After all, the pretty pink, purple and rainbow colored ties worn by today’s NFL propagandists were outlawed under his regime. He even had special camps set up for men who so much as thought about brightly colored ties.
Fortunately, this year’s Super Bowl didn’t come down to a showdown between the field general who perfected the mass murder of canines and the alleged sex pervert and possible rapist. That might have been a little too much for even Fox’s stalwart NFL crew to handle. They could have had to resort to a two-hour montage of Frank Caliendo spoofs. We would all love to see Frank do the bit where he plays Andy Rooney: “Ya ever notice that no one on this show has ever wondered what would happen if Brett Favre and Mike Singletary got into a really long texting conversation?”
However, let’s not pretend that the NFL was unprepared for what could have been the inevitable. The Michael Vick narrative was already in place. He had a phenomenal year throwing the pigskin. He had become an outstanding member of the community by traveling to schools to tell children not to systematically slaughter dogs for sport. The president of the United States even got in on the action by personally thanking the owner of the Eagles as well as the NFL for its rehabilitation efforts.
Apparently we are supposed to believe that kids have absolutely no idea that killing innocent animals is wrong. According to the NFL’s story line, anyone could get swept up into the evil world of dog fighting by simply walking down the street to the supermarket to do something innocent like buy milk and a loaf of bread for the family. Vick will tell you that it happens all the time. For all we know, it may have happened to him again last week.
Tasked with keeping these gridiron warriors under control is NFL Commissioner Roger Goodell.
He has done everything in his power to make things palatable for public consumption. Defensive players are no longer allowed to even think about hurting offensive players. This season he also had every player in the league wear pink for an entire month on Sundays to show their compassion in the battle against breast cancer.
George Carlin once joked that during games, the NFL should make it a rule that the injured have to be left on the field. Maybe this isn’t such a bad idea. Maybe if we take the restraints off our gridiron warriors while they are on the field, they won’t have to engage in the current trend of increasingly strange and brutal behavior off the field.
Everyone remembers when Big Ben chased Little Ben and that little girl into the bar restroom.
Who can forget Plaxico Burress’s expert marksmanship? How about the time Ray Lewis beat a murder rap by turning state’s evidence against his old neighborhood buddies? Then of course there is current Nevada resident and Hall of Famer O.J. Simpson.
However, there is much more to the National Felony League saga. The book by Jeff Benedict and John Yeager titled “Pros and Cons: The Criminals Who Play in the NFL” is an excellent starting point for anyone wishing to delve further into the subject.
This season’s first player to enter the ranks of the National Felony League is Minnesota Vikings defensive end Everson Griffen.
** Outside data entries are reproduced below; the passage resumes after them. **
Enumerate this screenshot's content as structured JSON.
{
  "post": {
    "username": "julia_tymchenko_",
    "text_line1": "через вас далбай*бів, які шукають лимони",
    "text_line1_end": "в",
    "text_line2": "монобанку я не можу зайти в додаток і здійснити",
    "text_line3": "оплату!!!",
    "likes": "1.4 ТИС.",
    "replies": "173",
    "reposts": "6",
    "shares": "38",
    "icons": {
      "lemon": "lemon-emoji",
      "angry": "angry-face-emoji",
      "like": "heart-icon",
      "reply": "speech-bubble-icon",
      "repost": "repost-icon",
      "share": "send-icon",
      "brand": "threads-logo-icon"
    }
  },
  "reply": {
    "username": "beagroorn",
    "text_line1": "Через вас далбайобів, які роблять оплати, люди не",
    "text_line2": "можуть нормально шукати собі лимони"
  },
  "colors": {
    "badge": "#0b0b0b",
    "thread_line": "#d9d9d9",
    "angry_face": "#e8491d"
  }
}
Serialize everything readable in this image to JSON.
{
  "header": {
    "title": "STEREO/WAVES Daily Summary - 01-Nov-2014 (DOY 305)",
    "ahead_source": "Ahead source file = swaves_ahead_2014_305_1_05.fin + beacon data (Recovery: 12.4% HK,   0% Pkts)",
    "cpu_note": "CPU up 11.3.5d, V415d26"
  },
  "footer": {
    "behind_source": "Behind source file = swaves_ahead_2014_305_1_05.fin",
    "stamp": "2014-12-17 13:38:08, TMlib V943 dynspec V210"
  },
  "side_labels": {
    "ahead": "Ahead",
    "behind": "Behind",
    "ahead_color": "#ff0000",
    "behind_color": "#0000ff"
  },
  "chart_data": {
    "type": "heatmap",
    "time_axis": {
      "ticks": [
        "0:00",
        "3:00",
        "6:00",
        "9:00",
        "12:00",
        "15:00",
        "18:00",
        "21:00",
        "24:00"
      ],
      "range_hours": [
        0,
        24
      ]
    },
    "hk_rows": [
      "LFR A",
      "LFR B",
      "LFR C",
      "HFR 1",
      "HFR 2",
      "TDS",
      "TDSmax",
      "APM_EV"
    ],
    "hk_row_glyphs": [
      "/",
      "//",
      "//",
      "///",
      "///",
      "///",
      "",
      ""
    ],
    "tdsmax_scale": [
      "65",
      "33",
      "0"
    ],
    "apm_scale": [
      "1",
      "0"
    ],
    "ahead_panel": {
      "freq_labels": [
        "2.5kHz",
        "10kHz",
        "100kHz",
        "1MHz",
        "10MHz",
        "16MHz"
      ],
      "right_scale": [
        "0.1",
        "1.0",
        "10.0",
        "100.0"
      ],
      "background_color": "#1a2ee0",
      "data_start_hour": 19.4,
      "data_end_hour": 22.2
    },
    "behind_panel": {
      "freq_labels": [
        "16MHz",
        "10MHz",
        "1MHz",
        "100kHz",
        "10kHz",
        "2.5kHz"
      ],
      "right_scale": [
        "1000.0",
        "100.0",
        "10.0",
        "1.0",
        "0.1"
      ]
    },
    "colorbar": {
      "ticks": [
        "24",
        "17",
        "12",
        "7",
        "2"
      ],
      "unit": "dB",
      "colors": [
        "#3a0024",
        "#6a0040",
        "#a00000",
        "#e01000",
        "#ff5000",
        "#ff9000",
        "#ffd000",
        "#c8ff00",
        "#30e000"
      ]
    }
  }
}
On Jan. 30 he turned a routine traffic stop into a foot chase that ended in his allegedly grabbing the arresting officer’s crotch. After being Tased, Griffen explained that he had an invalid license, and that he, “didn’t want to go back to jail.”
Can you imagine what will happen if there is actually a lockout due to the current lack of a collective bargaining agreement? This could be the off-season to end all off-seasons.
Will Griffen’s crotch grabbing misstep hold up against the other off-
season hijinks? Where will Big Ben go bar hopping this spring? I’m guessing Lake Tahoe isn’t on his family’s list of favorite vacation destinations. Will Brett Favre get an iPad for extra large viewing capabilities? Whose loaded gun will fall down their designer slacks? And, for extra fun, I hear that Vick has asked permission to own a dog again.
The casinos should get creative and establish odds on off-season conduct. I wonder if the Cal Neva is taking bets on the “over” when it comes to player rap sheets between now and August.
Christine Whitmarsh is a freelance writer for the Sparks Tribune.